• Aim of the exercise: Using the listing, copy each whole line that features "Windows".

==============================

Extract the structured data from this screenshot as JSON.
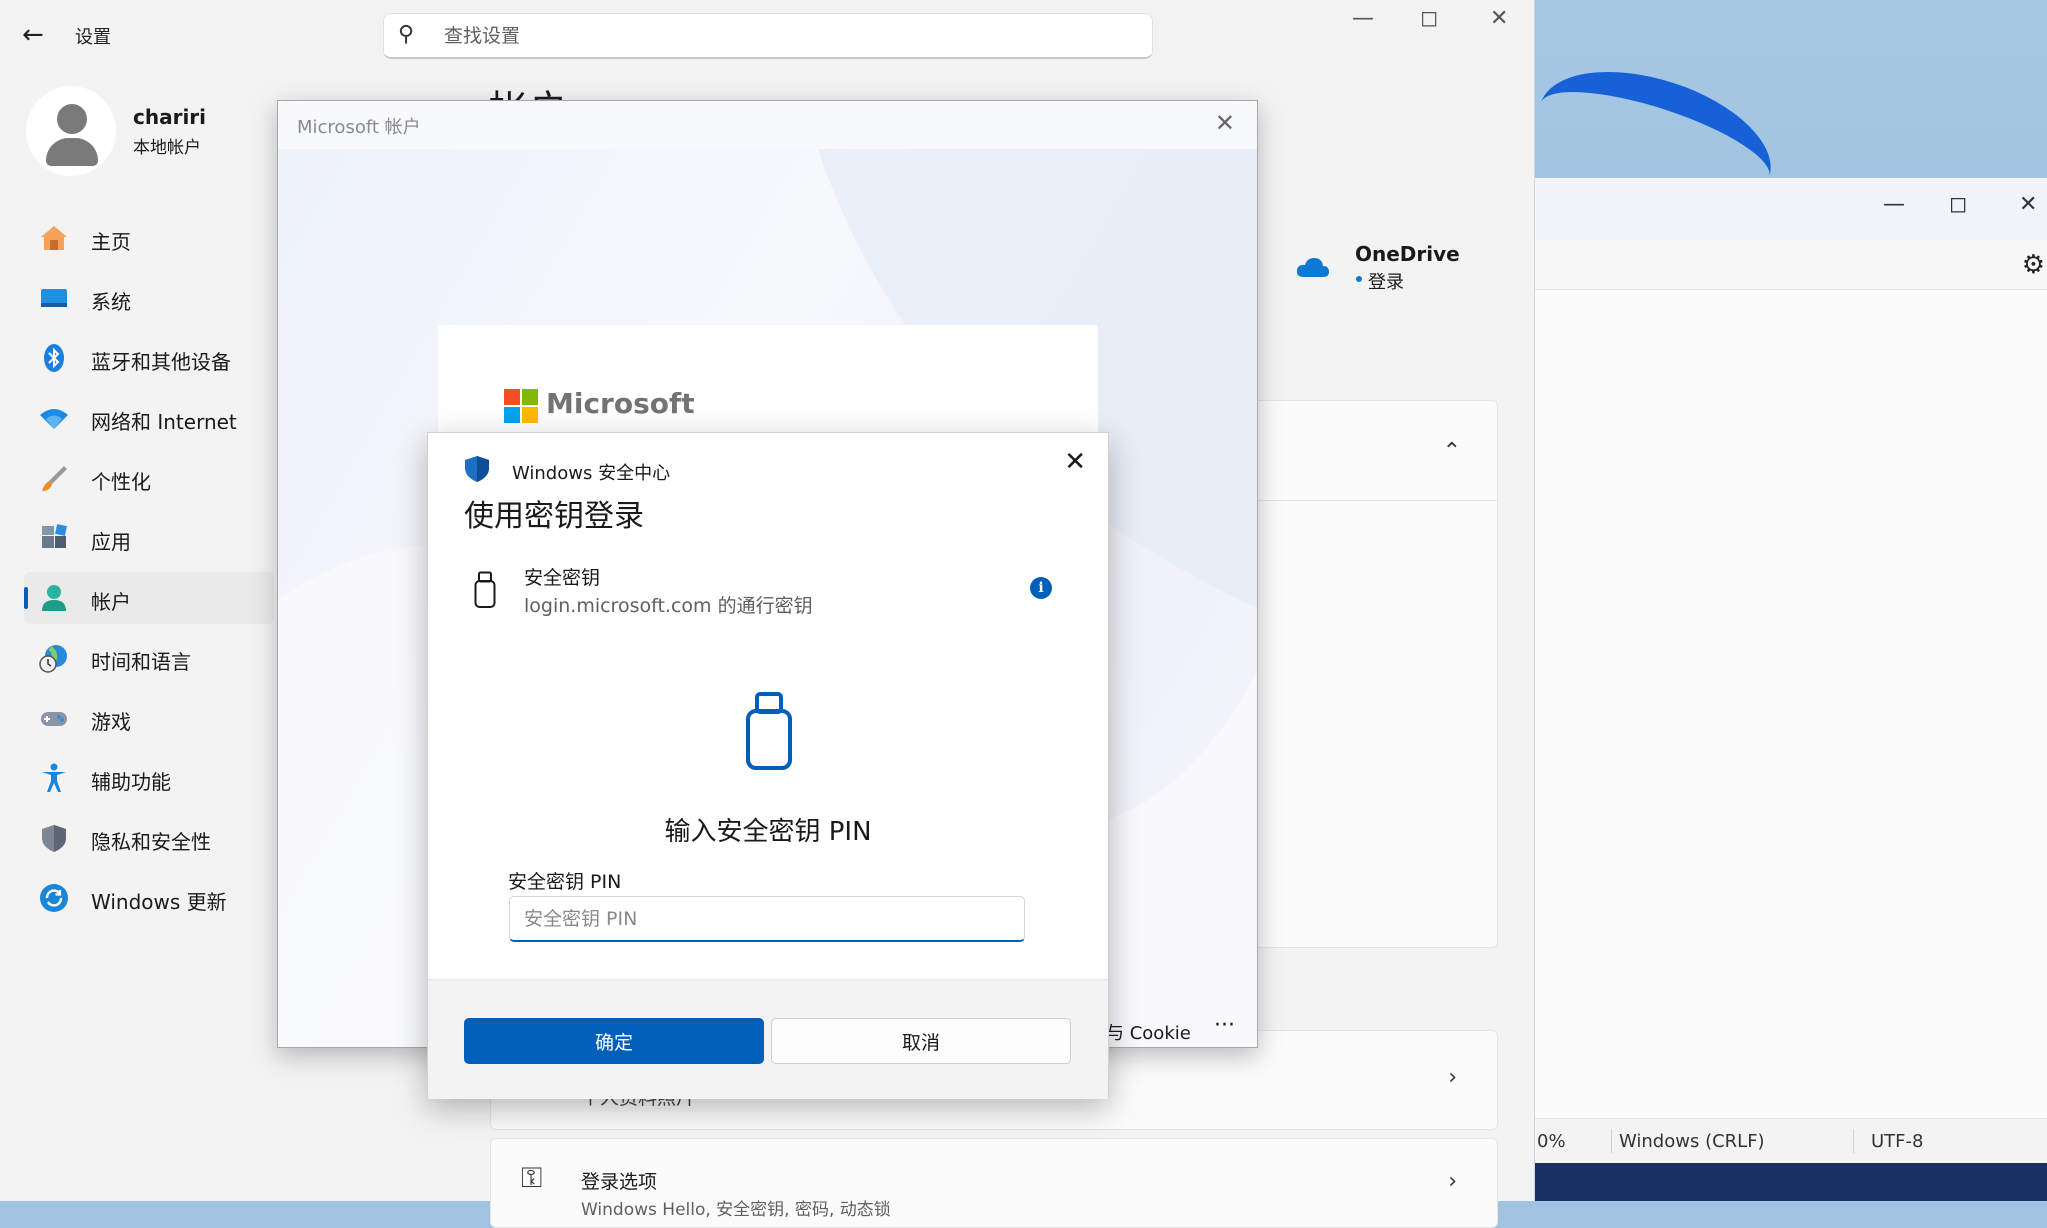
{
  "settings": {
    "app_title": "设置",
    "search_placeholder": "查找设置",
    "user": {
      "name": "chariri",
      "account_type": "本地帐户"
    },
    "nav": [
      {
        "label": "主页",
        "icon": "home-icon"
      },
      {
        "label": "系统",
        "icon": "display-icon"
      },
      {
        "label": "蓝牙和其他设备",
        "icon": "bluetooth-icon"
      },
      {
        "label": "网络和 Internet",
        "icon": "wifi-icon"
      },
      {
        "label": "个性化",
        "icon": "brush-icon"
      },
      {
        "label": "应用",
        "icon": "apps-icon"
      },
      {
        "label": "帐户",
        "icon": "person-icon",
        "active": true
      },
      {
        "label": "时间和语言",
        "icon": "globe-clock-icon"
      },
      {
        "label": "游戏",
        "icon": "gamepad-icon"
      },
      {
        "label": "辅助功能",
        "icon": "accessibility-icon"
      },
      {
        "label": "隐私和安全性",
        "icon": "shield-icon"
      },
      {
        "label": "Windows 更新",
        "icon": "update-icon"
      }
    ],
    "page_title_fragment": "帐户",
    "onedrive": {
      "name": "OneDrive",
      "status": "登录"
    },
    "cards": {
      "profile_text_fragment": "个人资料照片",
      "signin_options": "登录选项",
      "signin_sub_fragment": "Windows Hello, 安全密钥, 密码, 动态锁"
    }
  },
  "ms_dialog": {
    "title": "Microsoft 帐户",
    "brand": "Microsoft",
    "footer_link_fragment": "与 Cookie",
    "more": "···"
  },
  "security_dialog": {
    "app_name": "Windows 安全中心",
    "heading": "使用密钥登录",
    "key_title": "安全密钥",
    "key_subtitle": "login.microsoft.com 的通行密钥",
    "pin_heading": "输入安全密钥 PIN",
    "pin_label": "安全密钥 PIN",
    "pin_placeholder": "安全密钥 PIN",
    "ok_label": "确定",
    "cancel_label": "取消"
  },
  "notepad": {
    "status_zoom": "0%",
    "status_eol": "Windows (CRLF)",
    "status_encoding": "UTF-8"
  },
  "colors": {
    "accent": "#005fb8",
    "onedrive": "#0f78d4"
  }
}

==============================

• Exercise output:
        "label": "Windows 更新",
      "signin_sub_fragment": "Windows Hello, 安全密钥, 密码, 动态锁"
    "app_name": "Windows 安全中心",
    "status_eol": "Windows (CRLF)",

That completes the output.